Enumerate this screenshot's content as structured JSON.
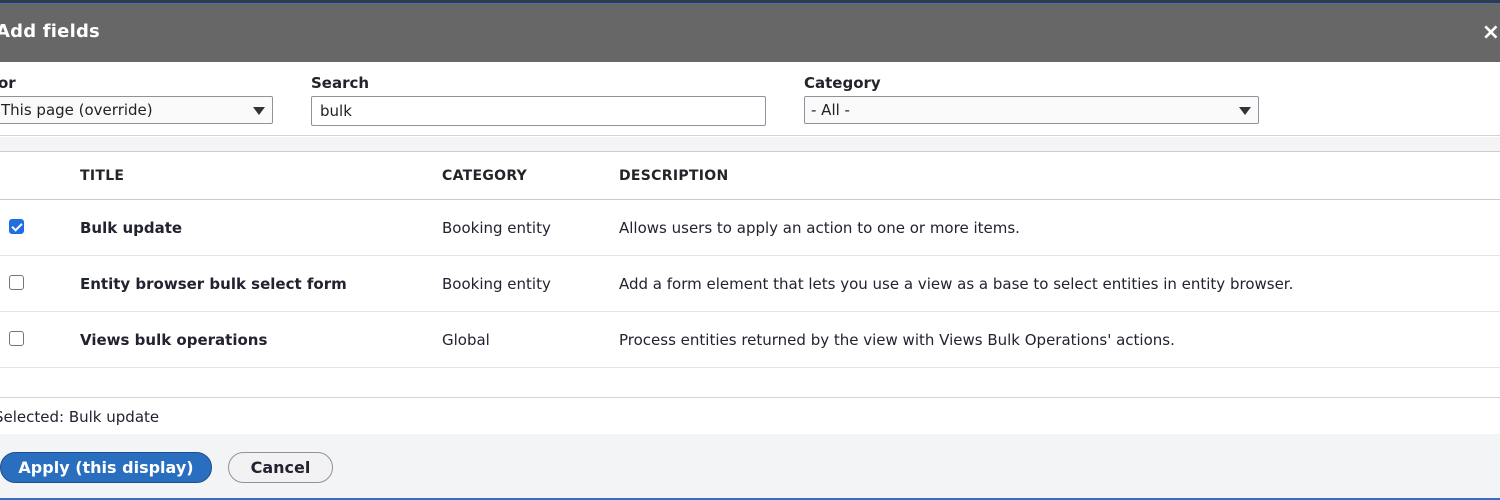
{
  "dialog": {
    "title": "Add fields",
    "close_icon": "×"
  },
  "filters": {
    "for_label": "or",
    "for_value": "This page (override)",
    "search_label": "Search",
    "search_value": "bulk",
    "category_label": "Category",
    "category_value": "- All -"
  },
  "table": {
    "headers": [
      "TITLE",
      "CATEGORY",
      "DESCRIPTION"
    ],
    "rows": [
      {
        "checked": true,
        "title": "Bulk update",
        "category": "Booking entity",
        "description": "Allows users to apply an action to one or more items."
      },
      {
        "checked": false,
        "title": "Entity browser bulk select form",
        "category": "Booking entity",
        "description": "Add a form element that lets you use a view as a base to select entities in entity browser."
      },
      {
        "checked": false,
        "title": "Views bulk operations",
        "category": "Global",
        "description": "Process entities returned by the view with Views Bulk Operations' actions."
      }
    ]
  },
  "selected_text": "Selected: Bulk update",
  "buttons": {
    "apply": "Apply (this display)",
    "cancel": "Cancel"
  },
  "colors": {
    "titlebar": "#676767",
    "primary": "#2a6ebf",
    "checkbox_checked": "#1f6fde"
  }
}
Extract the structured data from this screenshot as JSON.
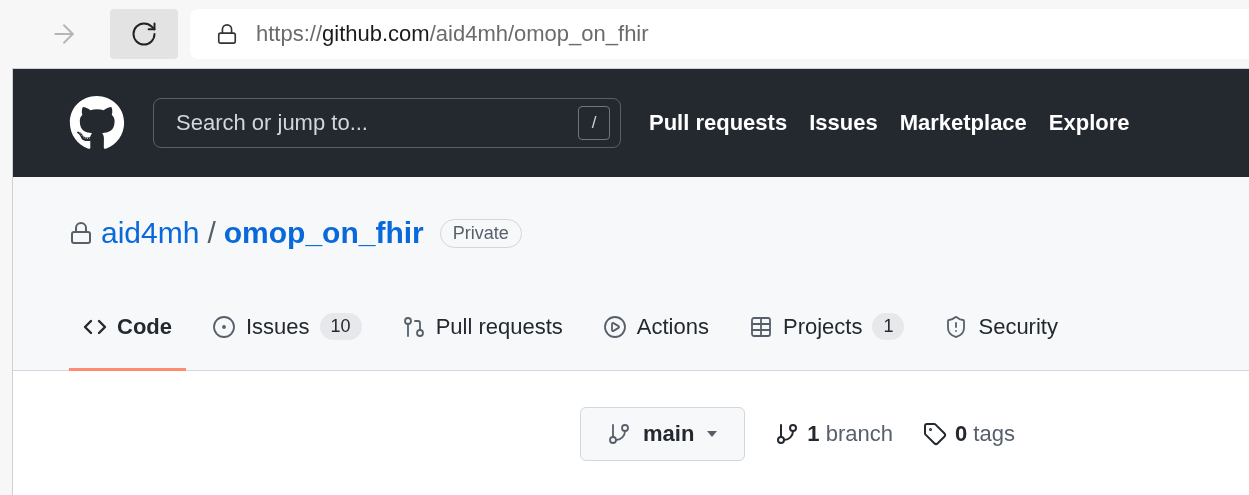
{
  "browser": {
    "url": {
      "scheme": "https://",
      "host": "github.com",
      "path": "/aid4mh/omop_on_fhir"
    }
  },
  "header": {
    "search": {
      "placeholder": "Search or jump to...",
      "shortcut": "/"
    },
    "nav": [
      "Pull requests",
      "Issues",
      "Marketplace",
      "Explore"
    ]
  },
  "repo": {
    "owner": "aid4mh",
    "separator": "/",
    "name": "omop_on_fhir",
    "visibility": "Private"
  },
  "tabs": [
    {
      "kind": "code",
      "label": "Code",
      "selected": true
    },
    {
      "kind": "issues",
      "label": "Issues",
      "counter": "10",
      "selected": false
    },
    {
      "kind": "pulls",
      "label": "Pull requests",
      "selected": false
    },
    {
      "kind": "actions",
      "label": "Actions",
      "selected": false
    },
    {
      "kind": "projects",
      "label": "Projects",
      "counter": "1",
      "selected": false
    },
    {
      "kind": "security",
      "label": "Security",
      "selected": false
    }
  ],
  "branch_bar": {
    "branch": "main",
    "branches": "**1** branch",
    "tags": "**0** tags"
  }
}
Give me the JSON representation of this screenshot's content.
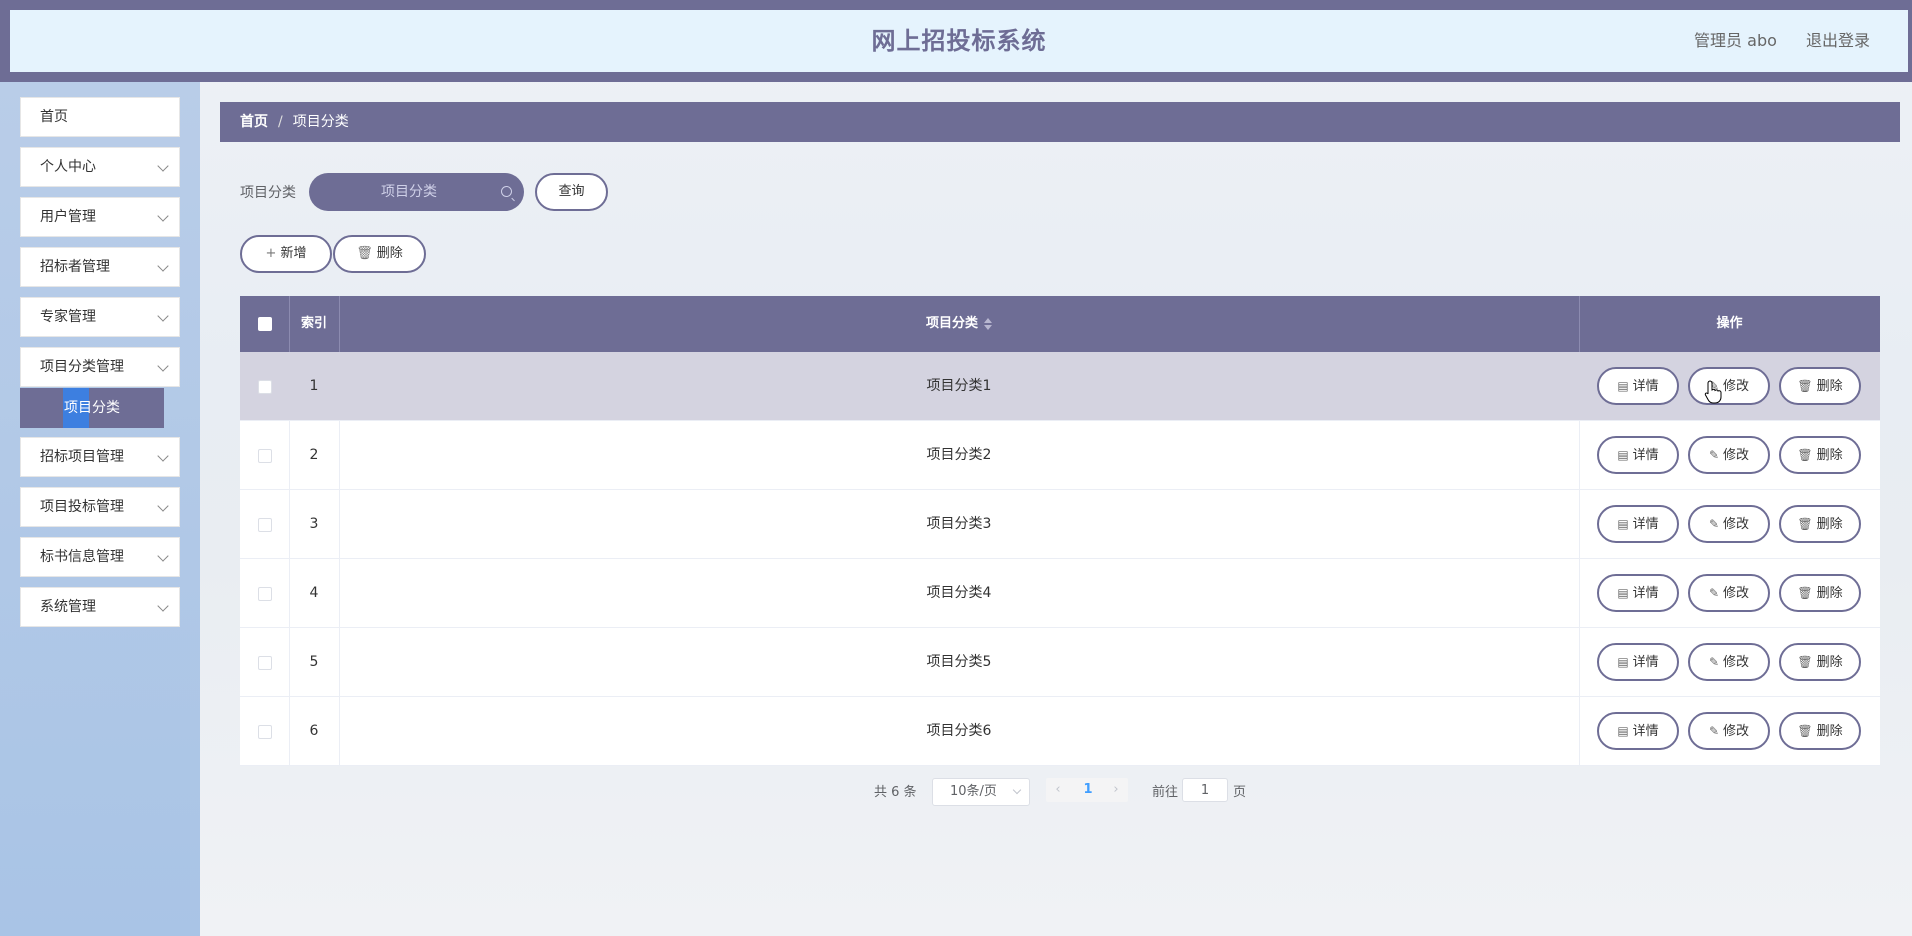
{
  "header": {
    "title": "网上招投标系统",
    "user_label": "管理员 abo",
    "logout_label": "退出登录"
  },
  "sidebar": {
    "items": [
      {
        "label": "首页",
        "has_arrow": false
      },
      {
        "label": "个人中心",
        "has_arrow": true
      },
      {
        "label": "用户管理",
        "has_arrow": true
      },
      {
        "label": "招标者管理",
        "has_arrow": true
      },
      {
        "label": "专家管理",
        "has_arrow": true
      },
      {
        "label": "项目分类管理",
        "has_arrow": true
      },
      {
        "label": "招标项目管理",
        "has_arrow": true
      },
      {
        "label": "项目投标管理",
        "has_arrow": true
      },
      {
        "label": "标书信息管理",
        "has_arrow": true
      },
      {
        "label": "系统管理",
        "has_arrow": true
      }
    ],
    "active_submenu": "项目分类"
  },
  "breadcrumb": {
    "home": "首页",
    "separator": "/",
    "current": "项目分类"
  },
  "search": {
    "label": "项目分类",
    "placeholder": "项目分类",
    "query_button": "查询"
  },
  "toolbar": {
    "add_label": "新增",
    "delete_label": "删除"
  },
  "table": {
    "columns": {
      "index": "索引",
      "category": "项目分类",
      "actions": "操作"
    },
    "rows": [
      {
        "index": "1",
        "category": "项目分类1"
      },
      {
        "index": "2",
        "category": "项目分类2"
      },
      {
        "index": "3",
        "category": "项目分类3"
      },
      {
        "index": "4",
        "category": "项目分类4"
      },
      {
        "index": "5",
        "category": "项目分类5"
      },
      {
        "index": "6",
        "category": "项目分类6"
      }
    ],
    "row_actions": {
      "detail": "详情",
      "edit": "修改",
      "delete": "删除"
    }
  },
  "pagination": {
    "total": "共 6 条",
    "page_size": "10条/页",
    "current_page": "1",
    "goto_label": "前往",
    "goto_value": "1",
    "page_suffix": "页"
  },
  "colors": {
    "primary": "#6e6d95",
    "header_bg": "#e5f3fd",
    "sidebar_bg": "#b9cde8",
    "active_highlight": "#3d7fe0"
  }
}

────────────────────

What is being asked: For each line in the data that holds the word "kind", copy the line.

Output of the exercise:
      "kind": "code",
      "kind": "issues",
      "kind": "pulls",
      "kind": "actions",
      "kind": "projects",
      "kind": "security",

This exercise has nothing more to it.